Radiologists can easily diagnose cancer, infectious and cardiovascular diseases, musculoskeletal disorders, and trauma with the help of specialized equipment and expertise in creating and interpreting CT-derived images.
Chest CT scans can also be used to visualize needle placement during biopsies of chest organs or tumors, or during aspiration (removal) of fluid from the chest.
This is helpful in managing tumors and other chest conditions before and after treatment.
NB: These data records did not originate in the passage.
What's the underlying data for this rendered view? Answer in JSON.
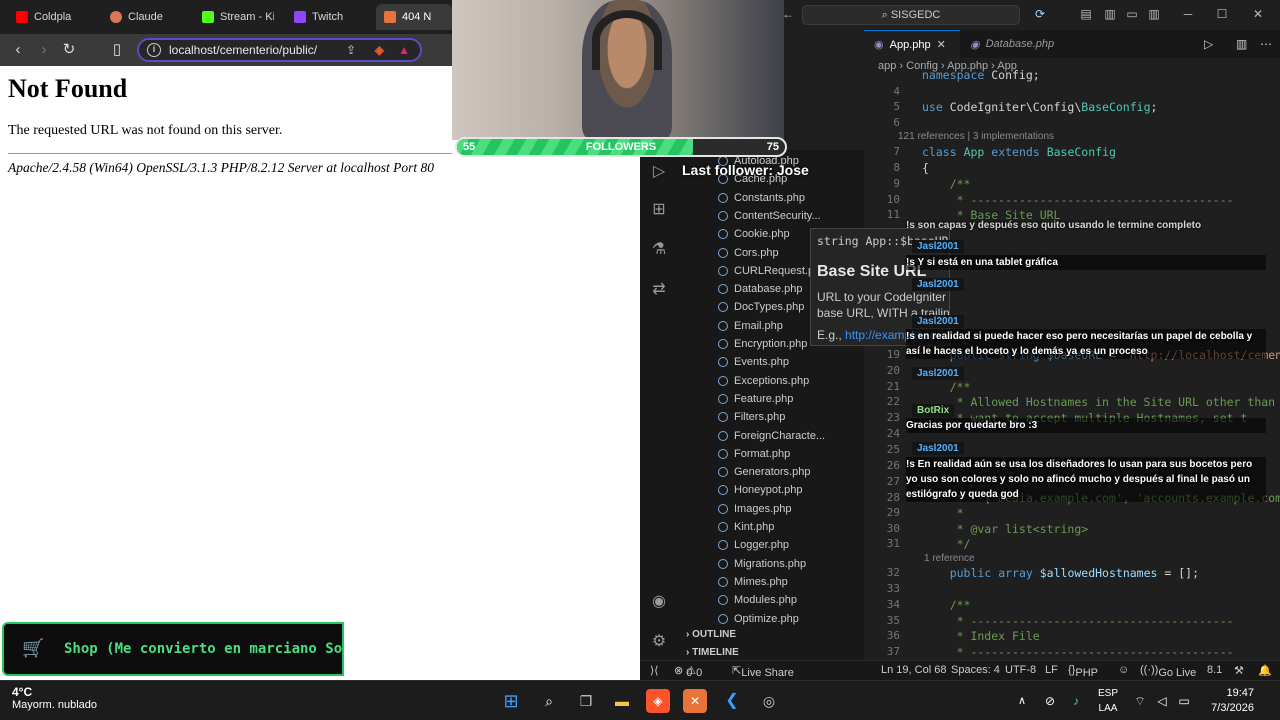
{
  "browser": {
    "tabs": [
      {
        "label": "Coldpla",
        "color": "#ff0000"
      },
      {
        "label": "Claude",
        "color": "#d97757"
      },
      {
        "label": "Stream - Ki",
        "color": "#53fc18"
      },
      {
        "label": "Twitch",
        "color": "#9146ff"
      },
      {
        "label": "404 N",
        "color": "#e8743b"
      }
    ],
    "url": "localhost/cementerio/public/",
    "page": {
      "heading": "Not Found",
      "message": "The requested URL was not found on this server.",
      "server": "Apache/2.4.58 (Win64) OpenSSL/3.1.3 PHP/8.2.12 Server at localhost Port 80"
    }
  },
  "stream": {
    "followers_low": "55",
    "followers_label": "FOLLOWERS",
    "followers_high": "75",
    "followers_progress": 0.72,
    "last_follower": "Last follower: Jose",
    "shop_text": "Shop (Me convierto en marciano Son",
    "chat": [
      {
        "user": "",
        "text": "!s son capas y después eso quito usando le termine completo"
      },
      {
        "user": "Jasl2001",
        "text": "!s Y si está en una tablet gráfica"
      },
      {
        "user": "Jasl2001",
        "text": ""
      },
      {
        "user": "Jasl2001",
        "text": "!s en realidad si puede hacer eso pero necesitarías un papel de cebolla y así le haces el boceto y lo demás ya es un proceso"
      },
      {
        "user": "Jasl2001",
        "text": ""
      },
      {
        "user": "BotRix",
        "text": "Gracias por quedarte bro :3"
      },
      {
        "user": "Jasl2001",
        "text": "!s En realidad aún se usa los diseñadores lo usan para sus bocetos pero yo uso son colores y solo no afincó mucho y después al final le pasó un estilógrafo y queda god"
      }
    ]
  },
  "vscode": {
    "search": "SISGEDC",
    "tabs": [
      {
        "label": "App.php",
        "active": true
      },
      {
        "label": "Database.php",
        "active": false
      }
    ],
    "breadcrumbs": [
      "app",
      "Config",
      "App.php",
      "App"
    ],
    "files": [
      "Autoload.php",
      "Cache.php",
      "Constants.php",
      "ContentSecurity...",
      "Cookie.php",
      "Cors.php",
      "CURLRequest.p",
      "Database.php",
      "DocTypes.php",
      "Email.php",
      "Encryption.php",
      "Events.php",
      "Exceptions.php",
      "Feature.php",
      "Filters.php",
      "ForeignCharacte...",
      "Format.php",
      "Generators.php",
      "Honeypot.php",
      "Images.php",
      "Kint.php",
      "Logger.php",
      "Migrations.php",
      "Mimes.php",
      "Modules.php",
      "Optimize.php"
    ],
    "sections": [
      "OUTLINE",
      "TIMELINE"
    ],
    "code": [
      {
        "n": "",
        "text": "namespace Config;"
      },
      {
        "n": "4",
        "text": ""
      },
      {
        "n": "5",
        "text": "use CodeIgniter\\Config\\BaseConfig;"
      },
      {
        "n": "6",
        "text": ""
      },
      {
        "n": "7",
        "text": "class App extends BaseConfig"
      },
      {
        "n": "8",
        "text": "{"
      },
      {
        "n": "9",
        "text": "    /**"
      },
      {
        "n": "10",
        "text": "     * --------------------------------------"
      },
      {
        "n": "11",
        "text": "     * Base Site URL"
      },
      {
        "n": "19",
        "text": "    public string $baseURL = 'http://localhost/cemente"
      },
      {
        "n": "20",
        "text": ""
      },
      {
        "n": "21",
        "text": "    /**"
      },
      {
        "n": "22",
        "text": "     * Allowed Hostnames in the Site URL other than th"
      },
      {
        "n": "23",
        "text": "     * want to accept multiple Hostnames, set t"
      },
      {
        "n": "24",
        "text": ""
      },
      {
        "n": "25",
        "text": ""
      },
      {
        "n": "26",
        "text": ""
      },
      {
        "n": "27",
        "text": ""
      },
      {
        "n": "28",
        "text": "     *   ['media.example.com', 'accounts.example.com"
      },
      {
        "n": "29",
        "text": "     *"
      },
      {
        "n": "30",
        "text": "     * @var list<string>"
      },
      {
        "n": "31",
        "text": "     */"
      },
      {
        "n": "32",
        "text": "    public array $allowedHostnames = [];"
      },
      {
        "n": "33",
        "text": ""
      },
      {
        "n": "34",
        "text": "    /**"
      },
      {
        "n": "35",
        "text": "     * --------------------------------------"
      },
      {
        "n": "36",
        "text": "     * Index File"
      },
      {
        "n": "37",
        "text": "     * --------------------------------------"
      }
    ],
    "lens_refs": "121 references | 3 implementations",
    "lens_one": "1 reference",
    "hover": {
      "signature": "string App::$baseURL",
      "title": "Base Site URL",
      "description": "URL to your CodeIgniter root. Typically, this will be your base URL, WITH a trailing slash:",
      "example_prefix": "E.g.,",
      "example_link": "http://example.com/"
    },
    "status": {
      "errors": "0",
      "warnings": "0",
      "live_share": "Live Share",
      "position": "Ln 19, Col 68",
      "spaces": "Spaces: 4",
      "encoding": "UTF-8",
      "eol": "LF",
      "language": "PHP",
      "go_live": "Go Live",
      "version": "8.1"
    }
  },
  "taskbar": {
    "temp": "4°C",
    "weather": "Mayorm. nublado",
    "lang1": "ESP",
    "lang2": "LAA",
    "time": "19:47",
    "date": "7/3/2026"
  }
}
CT scans can be done with or without “contrast.”
Contrast refers to a substance taken by mouth or injected into an intravenous line that makes the particular organ or tissue under study show up more clearly.
Fasting may be required for certain contrast tests, your doctor will notify you if this procedure is necessary before performing the test.
There are certain tissues in the body that allow the passage of most X-rays such as blood, skin, fat and muscle, which then appear dark gray in the image emitted by the screen.
Tumors and bones, being denser than soft tissues, allow only some of the X-rays to pass through, which is why they are reflected in white in the image.
When there is a cut in a bone, the x-ray beam passes through the cut space and is reflected as a black line on the white bone.
Options are available for bone and soft tissue tumors, and some children will need a combination of these therapies.
Treatment for this condition will depend on your doctor, who will take into account the following:
- Scope of the disease.
- Your tolerance for specific therapies, medications, and procedures
- Your age, general health, and medical history.
- Expectation for the course of the disease.
- Your preference or opinion.
Treatment for osteochondromas varies significantly depending on the size of the overgrowth and the individual’s symptoms. Treatment generally includes:
- Medicines: to improve pain.
- Surgery: to remove the cancerous mass.
In most cases of osteochondroma, once the diagnosis has been made by your child’s doctor, no further action is necessary.
These tumors will stop growing and remain stable when your child’s bones stop growing.
If your child’s osteochondroma is causing pain, restricting movement of a joint, or affecting growth, surgical removal may be indicated.
Treatment for osteochondroma is generally a simple surgical removal of the lesion from the surface of the bone.
The surgeon will be careful not to damage your child’s growth plate to ensure normal physical development after the operation.
If you have any symptoms of a tumor becoming cancerous, you should be evaluated by a doctor who specializes in treating bone tumors (an orthopedic oncologist).
When an osteochondroma becomes cancerous, it most commonly develops into a cancer called chondrosarcoma.
If surgical removal of an osteochondroma is indicated, the procedure is the same as for a solitary tumor.
Deformities such as twisted knees or ankles may require surgery to straighten the bone.
If multiple chondromatosis becomes cancerous, treatment will depend on the stage of the cancer’s progress.
In general, malignant tumors are removed by surgery. Radiation therapy and chemotherapy are often used in combination with surgery.
In most cases, treatment consists of careful observation over time.
Your doctor may want to do X-rays regularly to monitor any changes in the tumors.
The indications for surgical removal of tumors are the same as for solitary osteochondromas: pain, pressure on nerves or blood vessels, and a large layer of cartilage.